**Problem to work on:** In the data below, how many lines include the word "title"? Give only the number.

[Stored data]
- Opening Delimiter -
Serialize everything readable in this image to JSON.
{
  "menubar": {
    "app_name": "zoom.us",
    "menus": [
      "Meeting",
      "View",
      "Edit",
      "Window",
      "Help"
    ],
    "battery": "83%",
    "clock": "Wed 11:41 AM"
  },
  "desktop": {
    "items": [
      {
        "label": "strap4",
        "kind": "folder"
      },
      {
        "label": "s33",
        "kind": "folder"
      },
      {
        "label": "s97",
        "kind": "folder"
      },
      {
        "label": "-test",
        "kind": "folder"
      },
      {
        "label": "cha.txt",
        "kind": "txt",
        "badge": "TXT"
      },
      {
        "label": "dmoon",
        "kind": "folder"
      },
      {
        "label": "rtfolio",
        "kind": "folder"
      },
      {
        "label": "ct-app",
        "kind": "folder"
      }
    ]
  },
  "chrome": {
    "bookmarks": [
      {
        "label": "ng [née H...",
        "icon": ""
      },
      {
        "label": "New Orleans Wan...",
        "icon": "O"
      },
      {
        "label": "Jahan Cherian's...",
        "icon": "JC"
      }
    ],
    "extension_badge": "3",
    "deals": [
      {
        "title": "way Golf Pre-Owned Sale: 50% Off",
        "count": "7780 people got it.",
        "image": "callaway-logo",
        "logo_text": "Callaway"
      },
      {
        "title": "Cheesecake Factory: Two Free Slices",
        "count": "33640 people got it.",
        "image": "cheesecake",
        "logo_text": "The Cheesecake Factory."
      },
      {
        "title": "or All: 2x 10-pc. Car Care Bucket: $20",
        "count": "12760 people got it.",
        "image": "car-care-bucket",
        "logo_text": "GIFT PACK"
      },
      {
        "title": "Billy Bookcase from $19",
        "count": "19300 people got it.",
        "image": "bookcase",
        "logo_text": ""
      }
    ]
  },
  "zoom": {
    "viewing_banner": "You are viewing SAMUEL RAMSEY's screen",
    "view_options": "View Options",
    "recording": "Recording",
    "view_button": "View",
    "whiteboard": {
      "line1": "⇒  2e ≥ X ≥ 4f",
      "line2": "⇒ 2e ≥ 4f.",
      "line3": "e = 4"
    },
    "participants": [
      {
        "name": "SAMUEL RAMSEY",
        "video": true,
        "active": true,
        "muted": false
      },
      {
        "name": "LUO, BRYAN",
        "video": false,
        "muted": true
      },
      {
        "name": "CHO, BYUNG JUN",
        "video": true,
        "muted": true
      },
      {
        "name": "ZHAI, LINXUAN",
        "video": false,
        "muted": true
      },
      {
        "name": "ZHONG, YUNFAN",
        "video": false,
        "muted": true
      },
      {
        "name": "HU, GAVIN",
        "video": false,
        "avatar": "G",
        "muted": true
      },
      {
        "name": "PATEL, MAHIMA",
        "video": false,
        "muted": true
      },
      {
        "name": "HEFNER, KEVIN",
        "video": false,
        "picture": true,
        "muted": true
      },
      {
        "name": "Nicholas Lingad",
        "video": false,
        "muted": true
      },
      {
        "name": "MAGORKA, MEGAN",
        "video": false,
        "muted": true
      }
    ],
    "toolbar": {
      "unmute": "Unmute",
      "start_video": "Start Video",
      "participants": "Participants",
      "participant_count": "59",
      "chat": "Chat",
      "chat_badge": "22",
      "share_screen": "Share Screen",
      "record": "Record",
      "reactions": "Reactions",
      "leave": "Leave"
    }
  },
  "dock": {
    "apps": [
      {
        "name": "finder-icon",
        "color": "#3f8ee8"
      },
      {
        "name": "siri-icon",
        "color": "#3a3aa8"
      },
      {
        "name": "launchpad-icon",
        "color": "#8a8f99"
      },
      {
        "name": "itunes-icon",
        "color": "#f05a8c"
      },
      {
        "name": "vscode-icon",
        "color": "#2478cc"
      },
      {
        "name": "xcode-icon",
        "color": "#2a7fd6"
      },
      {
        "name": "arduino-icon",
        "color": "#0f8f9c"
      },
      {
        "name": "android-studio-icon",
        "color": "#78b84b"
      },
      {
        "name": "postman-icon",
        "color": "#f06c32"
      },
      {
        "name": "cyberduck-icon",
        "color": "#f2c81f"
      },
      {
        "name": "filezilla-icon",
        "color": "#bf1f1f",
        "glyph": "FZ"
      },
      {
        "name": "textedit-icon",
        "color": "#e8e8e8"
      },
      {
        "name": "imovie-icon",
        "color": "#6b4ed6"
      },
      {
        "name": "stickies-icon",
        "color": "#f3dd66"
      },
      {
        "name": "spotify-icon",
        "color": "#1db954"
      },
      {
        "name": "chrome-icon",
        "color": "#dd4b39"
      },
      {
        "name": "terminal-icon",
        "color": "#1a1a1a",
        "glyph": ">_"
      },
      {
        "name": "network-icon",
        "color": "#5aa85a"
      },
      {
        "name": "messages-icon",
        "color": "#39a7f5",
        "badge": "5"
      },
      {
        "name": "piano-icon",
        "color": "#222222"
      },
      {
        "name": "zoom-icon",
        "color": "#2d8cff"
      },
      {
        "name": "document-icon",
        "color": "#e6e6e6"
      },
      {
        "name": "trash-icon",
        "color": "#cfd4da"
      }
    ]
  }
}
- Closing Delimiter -
**Solution to the exercise:** 4